With these types of ingredients, you can assemble a simple pasta dish, a soup, appetizers, a humble casserole, or even (my favorite) breakfast for dinner. Remember, your family and/or visitors are there to enjoy the pleasure of your company. The food is secondary. Relax and enjoy life and love.
Is There a Substitute For Cream Cheese?
I hate cream cheese. It’s yucky no matter what I pair it with. There are so many recipes that call for it though. Is there anything I can substitute for it? It's the taste that turns me off.
This question came from my dear friend Shandy. Part of the problem I faced in finding a solution to this problem is that cream cheese has so many different uses. It can be part of a frosting, a spread or dip, used in baking, or incorporated in a savory casserole. And each of those requires a different substitute ingredient.
- You want an ingredient that provides a bit of sweetness. In place of cream cheese use mascarpone. It doesn't have the "tangy" flavor of cream cheese. If you have ever eaten tiramisu, you've had mascarpone.
As a spread or dip
- Hummus has the same creamy consistency, and although it doesn't taste anything like cream cheese, well maybe that's the point, and there are many different types of hummus.
In baking and savory cooking
- Whirl an equal amount of ricotta cheese in the blender or food processor to replace cream cheese in baked goods.
Update - On August 11, 2018, I found a recipe for making a cream cheese substitute from canned coconut milk. The link is here.

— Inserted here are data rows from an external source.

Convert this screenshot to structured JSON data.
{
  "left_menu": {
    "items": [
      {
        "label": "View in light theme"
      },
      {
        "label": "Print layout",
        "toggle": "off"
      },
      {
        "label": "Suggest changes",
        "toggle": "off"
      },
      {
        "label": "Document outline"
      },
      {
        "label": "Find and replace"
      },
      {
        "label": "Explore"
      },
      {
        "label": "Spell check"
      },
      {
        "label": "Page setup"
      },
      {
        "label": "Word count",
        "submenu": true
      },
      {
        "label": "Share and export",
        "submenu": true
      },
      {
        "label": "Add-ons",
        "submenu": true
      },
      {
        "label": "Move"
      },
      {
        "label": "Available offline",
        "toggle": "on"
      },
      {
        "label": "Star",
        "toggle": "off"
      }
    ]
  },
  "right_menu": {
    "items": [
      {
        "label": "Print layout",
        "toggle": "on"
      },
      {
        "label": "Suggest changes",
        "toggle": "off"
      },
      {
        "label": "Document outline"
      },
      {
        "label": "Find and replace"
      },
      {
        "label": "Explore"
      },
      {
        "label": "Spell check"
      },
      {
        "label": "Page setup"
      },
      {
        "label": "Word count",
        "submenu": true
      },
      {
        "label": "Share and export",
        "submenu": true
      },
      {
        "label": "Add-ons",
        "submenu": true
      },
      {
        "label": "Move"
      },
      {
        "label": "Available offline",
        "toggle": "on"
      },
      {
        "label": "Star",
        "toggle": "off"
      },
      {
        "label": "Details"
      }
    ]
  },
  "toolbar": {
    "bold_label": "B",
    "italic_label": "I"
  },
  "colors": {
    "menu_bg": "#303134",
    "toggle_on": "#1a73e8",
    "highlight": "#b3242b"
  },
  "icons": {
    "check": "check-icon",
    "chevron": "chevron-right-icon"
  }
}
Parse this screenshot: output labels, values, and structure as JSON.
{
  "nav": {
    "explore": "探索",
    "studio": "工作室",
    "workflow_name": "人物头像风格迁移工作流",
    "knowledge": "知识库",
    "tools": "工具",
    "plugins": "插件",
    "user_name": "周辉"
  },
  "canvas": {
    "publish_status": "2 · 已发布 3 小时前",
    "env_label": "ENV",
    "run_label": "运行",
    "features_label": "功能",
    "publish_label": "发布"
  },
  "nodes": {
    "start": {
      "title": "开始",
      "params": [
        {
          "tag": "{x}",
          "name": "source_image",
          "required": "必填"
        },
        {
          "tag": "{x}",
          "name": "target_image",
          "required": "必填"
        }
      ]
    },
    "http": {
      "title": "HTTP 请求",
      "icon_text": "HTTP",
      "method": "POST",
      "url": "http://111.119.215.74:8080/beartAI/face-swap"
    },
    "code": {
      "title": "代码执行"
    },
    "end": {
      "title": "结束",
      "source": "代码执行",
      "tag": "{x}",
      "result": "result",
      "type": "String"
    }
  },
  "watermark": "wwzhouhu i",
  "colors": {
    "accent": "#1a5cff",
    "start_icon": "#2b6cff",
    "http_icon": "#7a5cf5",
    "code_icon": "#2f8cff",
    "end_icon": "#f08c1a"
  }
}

Time to stop for today. As always I enjoy receiving your questions and researching the answers for you. New questions can be placed in the comments below, on my Facebook page, or you can email me at firstname.lastname@example.org.
© 2018 Linda Lum